• **Task instructions**:
Go through the records below and show every line with the string "expire".

• **Source information**:

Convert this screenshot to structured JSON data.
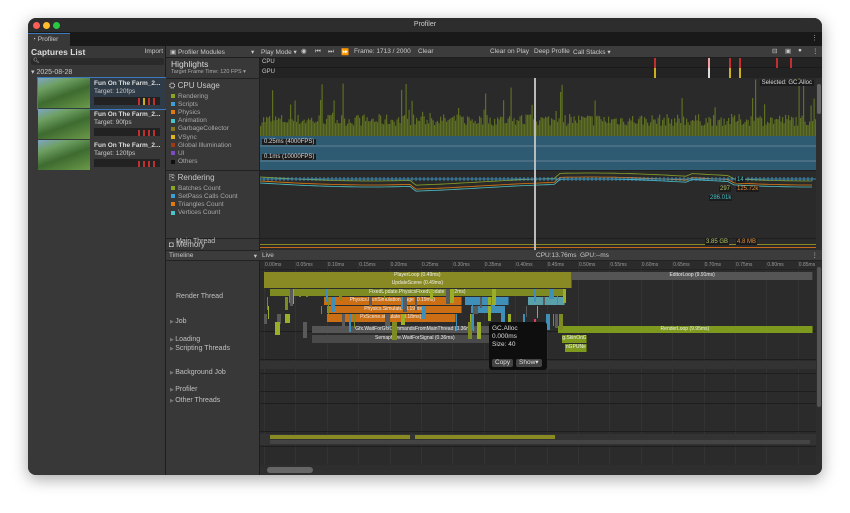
{
  "window": {
    "title": "Profiler",
    "tab": "Profiler"
  },
  "captures": {
    "title": "Captures List",
    "import": "Import",
    "date": "2025-08-28",
    "items": [
      {
        "name": "Fun On The Farm_2...",
        "target": "Target: 120fps",
        "selected": true
      },
      {
        "name": "Fun On The Farm_2...",
        "target": "Target: 90fps",
        "selected": false
      },
      {
        "name": "Fun On The Farm_2...",
        "target": "Target: 120fps",
        "selected": false
      }
    ]
  },
  "toolbar": {
    "modules": "Profiler Modules",
    "play_mode": "Play Mode",
    "frame": "Frame: 1713 / 2000",
    "clear": "Clear",
    "clear_on_play": "Clear on Play",
    "deep_profile": "Deep Profile",
    "call_stacks": "Call Stacks"
  },
  "highlights": {
    "title": "Highlights",
    "target_frame": "Target Frame Time: 120 FPS",
    "cpu": "CPU",
    "gpu": "GPU",
    "selected": "Selected: GC.Alloc"
  },
  "cpu_module": {
    "title": "CPU Usage",
    "legend": [
      {
        "name": "Rendering",
        "color": "#8aa524"
      },
      {
        "name": "Scripts",
        "color": "#3f9fd2"
      },
      {
        "name": "Physics",
        "color": "#e07b12"
      },
      {
        "name": "Animation",
        "color": "#4cc3c9"
      },
      {
        "name": "GarbageCollector",
        "color": "#877a1e"
      },
      {
        "name": "VSync",
        "color": "#e0b51d"
      },
      {
        "name": "Global Illumination",
        "color": "#a03a16"
      },
      {
        "name": "UI",
        "color": "#7a4bc4"
      },
      {
        "name": "Others",
        "color": "#111111"
      }
    ],
    "line1": "0.25ms (4000FPS)",
    "line2": "0.1ms (10000FPS)"
  },
  "rendering_module": {
    "title": "Rendering",
    "legend": [
      {
        "name": "Batches Count",
        "color": "#8aa524"
      },
      {
        "name": "SetPass Calls Count",
        "color": "#3f9fd2"
      },
      {
        "name": "Triangles Count",
        "color": "#e07b12"
      },
      {
        "name": "Vertices Count",
        "color": "#4cc3c9"
      }
    ],
    "values": {
      "setpass": "14",
      "batches": "297",
      "triangles": "125.72k",
      "vertices": "286.01k"
    }
  },
  "memory_module": {
    "title": "Memory",
    "values": {
      "total": "3.85 GB",
      "gc": "4.8 MB"
    }
  },
  "timeline": {
    "view": "Timeline",
    "live": "Live",
    "cpu": "CPU:13.76ms",
    "gpu": "GPU:--ms",
    "ticks": [
      "0.00ms",
      "0.05ms",
      "0.10ms",
      "0.15ms",
      "0.20ms",
      "0.25ms",
      "0.30ms",
      "0.35ms",
      "0.40ms",
      "0.45ms",
      "0.50ms",
      "0.55ms",
      "0.60ms",
      "0.65ms",
      "0.70ms",
      "0.75ms",
      "0.80ms",
      "0.85ms"
    ],
    "threads": [
      "Main Thread",
      "Render Thread",
      "Job",
      "Loading",
      "Scripting Threads",
      "Background Job",
      "Profiler",
      "Other Threads"
    ],
    "samples": [
      {
        "label": "PlayerLoop (0.49ms)",
        "start": 0.0,
        "dur": 0.49,
        "depth": 0,
        "color": "#8a8a24"
      },
      {
        "label": "EditorLoop (9.91ms)",
        "start": 0.49,
        "dur": 0.385,
        "depth": 0,
        "color": "#555555"
      },
      {
        "label": "UpdateScene (0.49ms)",
        "start": 0.0,
        "dur": 0.49,
        "depth": 1,
        "color": "#8a8a24"
      },
      {
        "label": "FixedUpdate.PhysicsFixedUpdate (0.22ms)",
        "start": 0.01,
        "dur": 0.47,
        "depth": 2,
        "color": "#7e8a22"
      },
      {
        "label": "Physics.RunSimulationStage (0.19ms)",
        "start": 0.095,
        "dur": 0.22,
        "depth": 3,
        "color": "#cc6f14"
      },
      {
        "label": "Physics.Simulate (0.19ms)",
        "start": 0.1,
        "dur": 0.215,
        "depth": 4,
        "color": "#cc6f14"
      },
      {
        "label": "PxScene.simulate (0.18ms)",
        "start": 0.1,
        "dur": 0.205,
        "depth": 5,
        "color": "#cc6f14"
      },
      {
        "label": "",
        "start": 0.32,
        "dur": 0.07,
        "depth": 3,
        "color": "#3f8fb8"
      },
      {
        "label": "",
        "start": 0.33,
        "dur": 0.05,
        "depth": 4,
        "color": "#3f8fb8"
      },
      {
        "label": "",
        "start": 0.42,
        "dur": 0.06,
        "depth": 3,
        "color": "#5aa0a8"
      },
      {
        "label": "Gfx.WaitForGfxCommandsFromMainThread (0.36ms)",
        "start": 0.076,
        "dur": 0.33,
        "depth": 6.4,
        "color": "#555555"
      },
      {
        "label": "Semaphore.WaitForSignal (0.36ms)",
        "start": 0.076,
        "dur": 0.33,
        "depth": 7.5,
        "color": "#4a4a4a"
      },
      {
        "label": "RenderLoop (9.95ms)",
        "start": 0.468,
        "dur": 0.406,
        "depth": 6.4,
        "color": "#7e9a1e"
      },
      {
        "label": "g.SkinOnG",
        "start": 0.475,
        "dur": 0.04,
        "depth": 7.5,
        "color": "#7e9a1e"
      },
      {
        "label": "nGPUNe",
        "start": 0.48,
        "dur": 0.035,
        "depth": 8.6,
        "color": "#7e9a1e"
      }
    ]
  },
  "tooltip": {
    "name": "GC.Alloc",
    "time": "0.000ms",
    "size": "Size: 40",
    "copy": "Copy",
    "show": "Show"
  }
}
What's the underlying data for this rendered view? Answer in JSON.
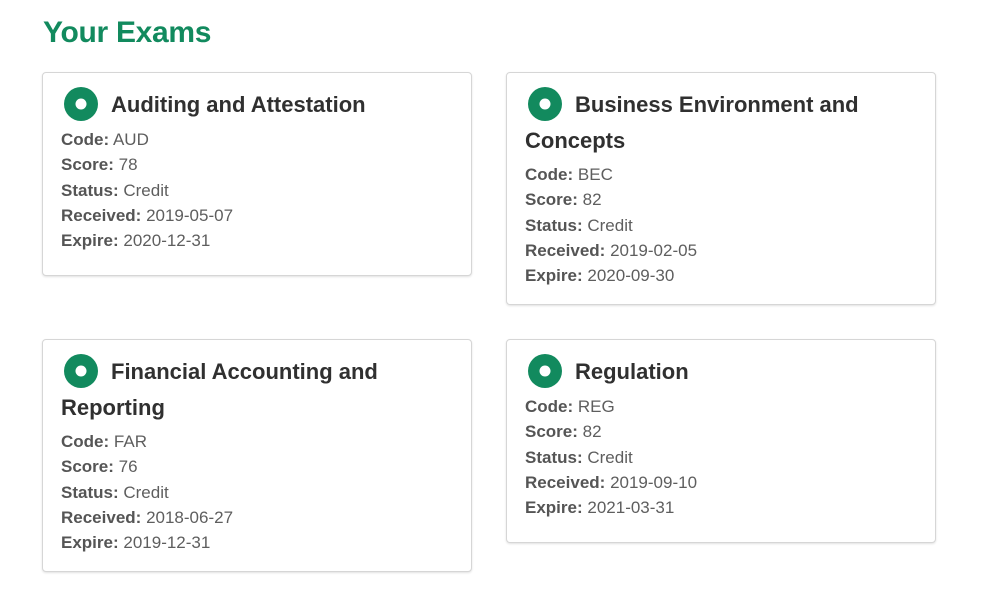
{
  "page": {
    "title": "Your Exams"
  },
  "colors": {
    "accent": "#128a5e",
    "card_border": "#d6d6d6"
  },
  "labels": {
    "code": "Code:",
    "score": "Score:",
    "status": "Status:",
    "received": "Received:",
    "expire": "Expire:"
  },
  "exams": [
    {
      "icon": "status-circle-icon",
      "title": "Auditing and Attestation",
      "code": "AUD",
      "score": "78",
      "status": "Credit",
      "received": "2019-05-07",
      "expire": "2020-12-31"
    },
    {
      "icon": "status-circle-icon",
      "title": "Business Environment and Concepts",
      "code": "BEC",
      "score": "82",
      "status": "Credit",
      "received": "2019-02-05",
      "expire": "2020-09-30"
    },
    {
      "icon": "status-circle-icon",
      "title": "Financial Accounting and Reporting",
      "code": "FAR",
      "score": "76",
      "status": "Credit",
      "received": "2018-06-27",
      "expire": "2019-12-31"
    },
    {
      "icon": "status-circle-icon",
      "title": "Regulation",
      "code": "REG",
      "score": "82",
      "status": "Credit",
      "received": "2019-09-10",
      "expire": "2021-03-31"
    }
  ]
}
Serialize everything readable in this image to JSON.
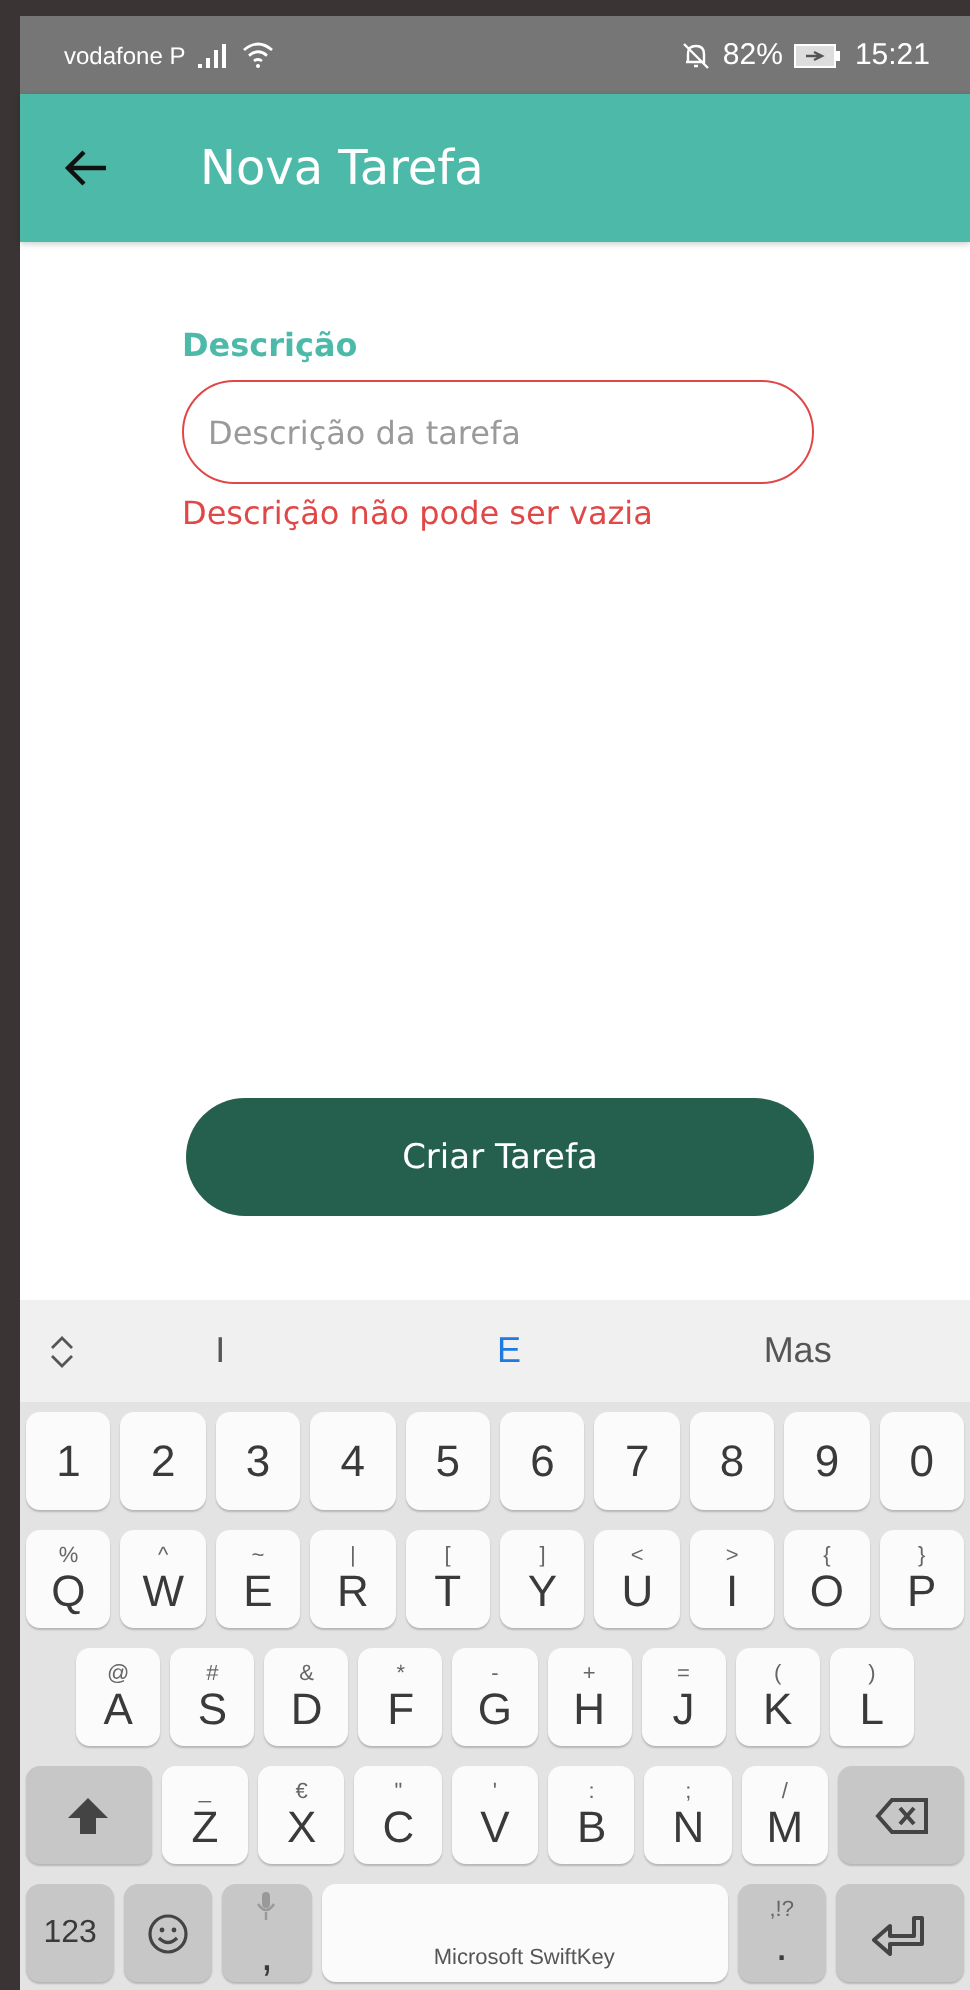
{
  "status_bar": {
    "carrier": "vodafone P",
    "battery": "82%",
    "time": "15:21"
  },
  "app_bar": {
    "title": "Nova Tarefa"
  },
  "form": {
    "label": "Descrição",
    "field": {
      "placeholder": "Descrição da tarefa",
      "invalid": true
    },
    "error": "Descrição não pode ser vazia"
  },
  "button": "Criar Tarefa",
  "keyboard": {
    "suggestions": [
      {
        "text": "I",
        "selected": false
      },
      {
        "text": "E",
        "selected": true
      },
      {
        "text": "Mas",
        "selected": false
      }
    ],
    "rows": [
      {
        "keys": [
          {
            "kind": "char",
            "label": "1"
          },
          {
            "kind": "char",
            "label": "2"
          },
          {
            "kind": "char",
            "label": "3"
          },
          {
            "kind": "char",
            "label": "4"
          },
          {
            "kind": "char",
            "label": "5"
          },
          {
            "kind": "char",
            "label": "6"
          },
          {
            "kind": "char",
            "label": "7"
          },
          {
            "kind": "char",
            "label": "8"
          },
          {
            "kind": "char",
            "label": "9"
          },
          {
            "kind": "char",
            "label": "0"
          }
        ]
      },
      {
        "keys": [
          {
            "kind": "char",
            "label": "Q",
            "hint": "%"
          },
          {
            "kind": "char",
            "label": "W",
            "hint": "^"
          },
          {
            "kind": "char",
            "label": "E",
            "hint": "~"
          },
          {
            "kind": "char",
            "label": "R",
            "hint": "|"
          },
          {
            "kind": "char",
            "label": "T",
            "hint": "["
          },
          {
            "kind": "char",
            "label": "Y",
            "hint": "]"
          },
          {
            "kind": "char",
            "label": "U",
            "hint": "<"
          },
          {
            "kind": "char",
            "label": "I",
            "hint": ">"
          },
          {
            "kind": "char",
            "label": "O",
            "hint": "{"
          },
          {
            "kind": "char",
            "label": "P",
            "hint": "}"
          }
        ]
      },
      {
        "keys": [
          {
            "kind": "char",
            "label": "A",
            "hint": "@"
          },
          {
            "kind": "char",
            "label": "S",
            "hint": "#"
          },
          {
            "kind": "char",
            "label": "D",
            "hint": "&"
          },
          {
            "kind": "char",
            "label": "F",
            "hint": "*"
          },
          {
            "kind": "char",
            "label": "G",
            "hint": "-"
          },
          {
            "kind": "char",
            "label": "H",
            "hint": "+"
          },
          {
            "kind": "char",
            "label": "J",
            "hint": "="
          },
          {
            "kind": "char",
            "label": "K",
            "hint": "("
          },
          {
            "kind": "char",
            "label": "L",
            "hint": ")"
          }
        ]
      },
      {
        "keys": [
          {
            "kind": "shift"
          },
          {
            "kind": "char",
            "label": "Z",
            "hint": "_"
          },
          {
            "kind": "char",
            "label": "X",
            "hint": "€"
          },
          {
            "kind": "char",
            "label": "C",
            "hint": "\""
          },
          {
            "kind": "char",
            "label": "V",
            "hint": "'"
          },
          {
            "kind": "char",
            "label": "B",
            "hint": ":"
          },
          {
            "kind": "char",
            "label": "N",
            "hint": ";"
          },
          {
            "kind": "char",
            "label": "M",
            "hint": "/"
          },
          {
            "kind": "backspace"
          }
        ]
      },
      {
        "keys": [
          {
            "kind": "symbols",
            "label": "123"
          },
          {
            "kind": "emoji"
          },
          {
            "kind": "voice",
            "label": ","
          },
          {
            "kind": "space",
            "label": "Microsoft SwiftKey"
          },
          {
            "kind": "punct",
            "label": ".",
            "hint": ",!?"
          },
          {
            "kind": "enter"
          }
        ]
      }
    ]
  }
}
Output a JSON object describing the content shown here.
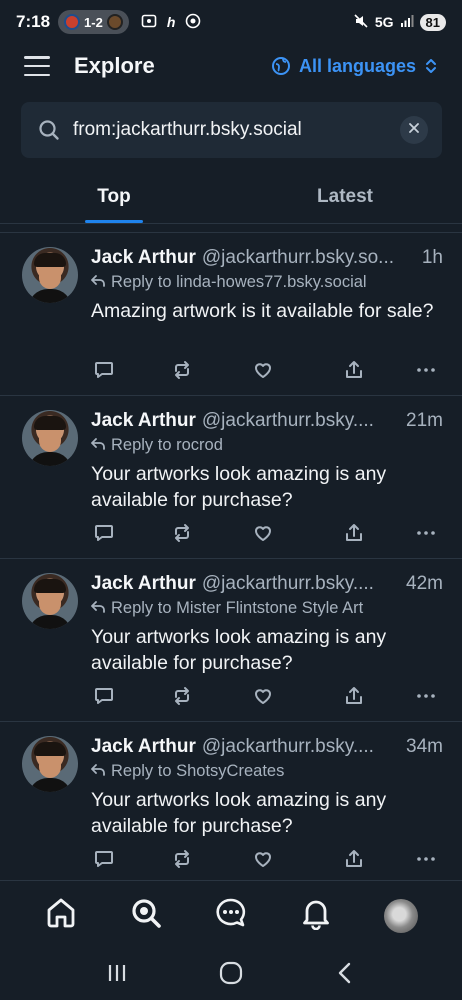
{
  "status_bar": {
    "time": "7:18",
    "score": "1-2",
    "network": "5G",
    "battery": "81"
  },
  "header": {
    "title": "Explore",
    "language_label": "All languages"
  },
  "search": {
    "value": "from:jackarthurr.bsky.social"
  },
  "tabs": [
    {
      "label": "Top",
      "active": true
    },
    {
      "label": "Latest",
      "active": false
    }
  ],
  "posts": [
    {
      "name": "Jack Arthur",
      "handle": "@jackarthurr.bsky.so...",
      "time": "1h",
      "reply_to": "Reply to linda-howes77.bsky.social",
      "text": "Amazing artwork is it available for sale?"
    },
    {
      "name": "Jack Arthur",
      "handle": "@jackarthurr.bsky....",
      "time": "21m",
      "reply_to": "Reply to rocrod",
      "text": "Your artworks look amazing is any available for purchase?"
    },
    {
      "name": "Jack Arthur",
      "handle": "@jackarthurr.bsky....",
      "time": "42m",
      "reply_to": "Reply to Mister Flintstone Style Art",
      "text": "Your artworks look amazing is any available for purchase?"
    },
    {
      "name": "Jack Arthur",
      "handle": "@jackarthurr.bsky....",
      "time": "34m",
      "reply_to": "Reply to ShotsyCreates",
      "text": "Your artworks look amazing is any available for purchase?"
    }
  ],
  "icons": {
    "post_actions": [
      "reply-icon",
      "repost-icon",
      "like-icon",
      "share-icon",
      "more-icon"
    ],
    "bottom_nav": [
      "home-icon",
      "search-icon",
      "chat-icon",
      "notifications-icon",
      "profile-avatar"
    ],
    "system_nav": [
      "recents-icon",
      "home-circle-icon",
      "back-icon"
    ]
  },
  "colors": {
    "background": "#161e27",
    "accent": "#1f84ee",
    "link": "#3c93f5",
    "muted_text": "#a7b2be"
  }
}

• **Completed task**:
    "expire": "Expire:"
      "expire": "2020-12-31"
      "expire": "2020-09-30"
      "expire": "2019-12-31"
      "expire": "2021-03-31"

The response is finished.